We all have friends that do this, but you know that friend you have who always does this: who asks you a question about your life in a voice carefully modulated with just the right amount of pity and concern, the one who can barely hold back her excitement as she prepares to hear a woeful answer? The one who nods sympathetically and cocks her head just so, even before you begin speaking? Imagine her.
I'm surrounded by her this week. She comes in shades of exaggeration and grades of concern but it's like I've entered the funhouse mirror room at the traveling carnival. There are a gazbillion reflections of her, that friend. The skinny, straightforward versions just want to make sure I'm okay. The distorted, ugly ones expect to hear of turmoil and forgotten items and missed deadlines. They all ask in varying tones and degrees of head-cock: "how is it to be back at work?"

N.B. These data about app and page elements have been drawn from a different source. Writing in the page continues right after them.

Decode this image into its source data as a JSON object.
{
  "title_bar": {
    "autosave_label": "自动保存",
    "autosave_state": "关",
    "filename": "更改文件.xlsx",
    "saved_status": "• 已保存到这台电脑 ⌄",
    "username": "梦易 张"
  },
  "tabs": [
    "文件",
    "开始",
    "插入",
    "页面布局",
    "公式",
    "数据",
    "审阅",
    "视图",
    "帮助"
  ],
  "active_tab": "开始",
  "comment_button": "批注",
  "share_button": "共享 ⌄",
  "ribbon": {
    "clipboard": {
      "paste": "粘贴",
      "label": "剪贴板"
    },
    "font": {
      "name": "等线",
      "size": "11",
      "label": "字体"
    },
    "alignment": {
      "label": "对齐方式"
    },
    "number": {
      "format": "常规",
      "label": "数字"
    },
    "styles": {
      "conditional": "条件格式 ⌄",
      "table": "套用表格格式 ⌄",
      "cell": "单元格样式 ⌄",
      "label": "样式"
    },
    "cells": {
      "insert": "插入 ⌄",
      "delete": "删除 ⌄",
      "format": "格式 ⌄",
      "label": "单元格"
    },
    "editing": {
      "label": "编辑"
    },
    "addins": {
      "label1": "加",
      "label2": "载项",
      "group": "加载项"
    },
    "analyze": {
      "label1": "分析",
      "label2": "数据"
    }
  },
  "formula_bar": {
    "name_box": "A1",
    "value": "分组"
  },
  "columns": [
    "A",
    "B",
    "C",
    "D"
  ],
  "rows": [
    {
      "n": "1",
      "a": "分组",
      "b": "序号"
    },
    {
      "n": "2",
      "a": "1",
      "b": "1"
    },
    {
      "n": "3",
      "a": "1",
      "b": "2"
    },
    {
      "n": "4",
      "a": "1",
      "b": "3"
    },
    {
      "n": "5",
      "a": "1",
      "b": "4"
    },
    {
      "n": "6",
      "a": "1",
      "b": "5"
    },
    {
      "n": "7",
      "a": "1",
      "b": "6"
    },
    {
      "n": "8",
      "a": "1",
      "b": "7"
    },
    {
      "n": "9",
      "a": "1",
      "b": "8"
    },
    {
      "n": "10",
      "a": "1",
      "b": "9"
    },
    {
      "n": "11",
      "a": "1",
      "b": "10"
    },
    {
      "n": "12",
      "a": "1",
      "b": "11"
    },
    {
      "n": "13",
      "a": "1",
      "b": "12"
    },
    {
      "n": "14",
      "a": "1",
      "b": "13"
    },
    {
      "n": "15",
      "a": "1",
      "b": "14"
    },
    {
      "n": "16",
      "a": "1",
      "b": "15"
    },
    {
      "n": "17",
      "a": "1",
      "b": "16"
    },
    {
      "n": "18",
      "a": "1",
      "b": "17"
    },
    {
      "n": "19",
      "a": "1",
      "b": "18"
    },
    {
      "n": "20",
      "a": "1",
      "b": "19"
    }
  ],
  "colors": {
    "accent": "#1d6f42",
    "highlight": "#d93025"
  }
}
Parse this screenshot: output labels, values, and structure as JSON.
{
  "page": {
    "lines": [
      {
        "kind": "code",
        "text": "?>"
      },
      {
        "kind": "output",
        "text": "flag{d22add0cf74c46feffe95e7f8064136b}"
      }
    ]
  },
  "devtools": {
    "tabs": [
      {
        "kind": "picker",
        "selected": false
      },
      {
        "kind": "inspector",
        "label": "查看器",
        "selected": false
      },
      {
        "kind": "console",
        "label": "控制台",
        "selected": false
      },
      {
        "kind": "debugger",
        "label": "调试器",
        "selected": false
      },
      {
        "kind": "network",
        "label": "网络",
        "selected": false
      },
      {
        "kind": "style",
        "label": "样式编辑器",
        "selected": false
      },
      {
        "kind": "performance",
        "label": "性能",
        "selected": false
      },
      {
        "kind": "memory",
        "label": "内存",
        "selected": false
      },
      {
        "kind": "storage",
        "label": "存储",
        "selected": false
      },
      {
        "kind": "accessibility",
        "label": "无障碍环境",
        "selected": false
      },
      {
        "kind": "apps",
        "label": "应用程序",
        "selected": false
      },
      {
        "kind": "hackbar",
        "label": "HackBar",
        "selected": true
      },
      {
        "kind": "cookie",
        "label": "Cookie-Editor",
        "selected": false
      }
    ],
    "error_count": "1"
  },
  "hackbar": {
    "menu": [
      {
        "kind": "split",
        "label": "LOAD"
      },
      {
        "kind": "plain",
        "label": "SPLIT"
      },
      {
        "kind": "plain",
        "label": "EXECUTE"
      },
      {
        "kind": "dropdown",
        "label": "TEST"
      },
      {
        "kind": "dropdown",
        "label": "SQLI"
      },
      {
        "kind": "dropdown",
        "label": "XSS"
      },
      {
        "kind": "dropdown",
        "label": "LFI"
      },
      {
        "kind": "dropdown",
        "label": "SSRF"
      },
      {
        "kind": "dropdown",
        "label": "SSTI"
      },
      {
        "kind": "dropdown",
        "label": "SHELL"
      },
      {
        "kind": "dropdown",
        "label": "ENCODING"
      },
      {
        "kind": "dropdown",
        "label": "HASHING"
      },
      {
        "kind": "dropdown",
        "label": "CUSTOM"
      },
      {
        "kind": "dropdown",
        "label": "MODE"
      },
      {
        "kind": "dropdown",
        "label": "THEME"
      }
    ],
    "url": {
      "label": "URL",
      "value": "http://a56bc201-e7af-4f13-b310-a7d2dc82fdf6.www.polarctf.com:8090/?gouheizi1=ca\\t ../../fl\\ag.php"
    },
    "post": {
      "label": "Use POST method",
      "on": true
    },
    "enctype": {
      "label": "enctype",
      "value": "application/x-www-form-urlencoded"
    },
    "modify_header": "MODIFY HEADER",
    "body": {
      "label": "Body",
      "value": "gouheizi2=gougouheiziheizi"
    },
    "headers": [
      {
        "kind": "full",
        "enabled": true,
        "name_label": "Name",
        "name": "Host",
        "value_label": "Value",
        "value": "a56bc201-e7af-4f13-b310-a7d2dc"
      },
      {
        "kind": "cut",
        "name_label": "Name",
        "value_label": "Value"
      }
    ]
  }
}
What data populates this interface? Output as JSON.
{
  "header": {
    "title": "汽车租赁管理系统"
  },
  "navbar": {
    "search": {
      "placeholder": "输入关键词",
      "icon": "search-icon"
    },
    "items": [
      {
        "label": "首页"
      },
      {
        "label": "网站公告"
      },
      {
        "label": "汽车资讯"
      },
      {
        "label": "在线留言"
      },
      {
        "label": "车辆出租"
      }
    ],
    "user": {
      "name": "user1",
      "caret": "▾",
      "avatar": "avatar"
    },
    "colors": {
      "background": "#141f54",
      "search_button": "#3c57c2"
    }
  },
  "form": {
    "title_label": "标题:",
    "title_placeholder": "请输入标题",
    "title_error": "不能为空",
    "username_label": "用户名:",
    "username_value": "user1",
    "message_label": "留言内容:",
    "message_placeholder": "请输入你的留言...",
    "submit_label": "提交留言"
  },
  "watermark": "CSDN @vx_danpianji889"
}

To the versions I've smiled at and to the trollish naysayers I've disappointed the answer has been the same:
As it turns out, getting three kids out the door is only marginally crazier than getting (my first) two kids out the door. And returning to work after being home with my baby isn't hard when I enjoy work, am fortunate to work in a near-stress-free environment, and have as much access to him throughout the day as he or I wants.
And the lactation room where I go pump milk for the babe is so comfy (upholstered armchair in a key-access-only small, quiet, private, single-user converted broom closet with a wall cheerfully covered in photographs of users' and alumnae's babies' faces), I've been setting the alarm on my cell phone to wake me from my naps when I'm done and need to return to my desk.
Is it crazy to have three kids and work full-time? So many people think so. Even my friend with four children asks me once a month or so, "I don't understand how you do dinner." She works out of the house, but only until 3pm. Then she juggles the rest of her work load via unofficial extra work time, with 1am emails and Sunday morning meetings.
To me her schedule proves my point: dinners in my home can be quite haphazard but we all do what we need to do to fulfill the choices we want to make.
I don't think it's crazy that I continue to work full-time. I think what's crazy is that so many mothers feel they cannot. (Please note the difference between that model and those women who choose not to work after children.) I've always wanted a fulfilling career and I can't imagine walking away from it now as it becomes ever more and more interesting.
So I'm back, and it's nearly a non-event. G took naturally to the daycare environment. His sisters kiss and hug and fuss over him throughout the day and when they're not watching over him, he's being watched over by the same loving women who watched over the two of them. And I'm back at my desk, which feels anticlimactically natural.
There are, I promise you, many ways in which our family's chaos is a spectacle. It turns out that adding G to the daycare roster and returning to work, though, isn't one of them.
Welcome back, me.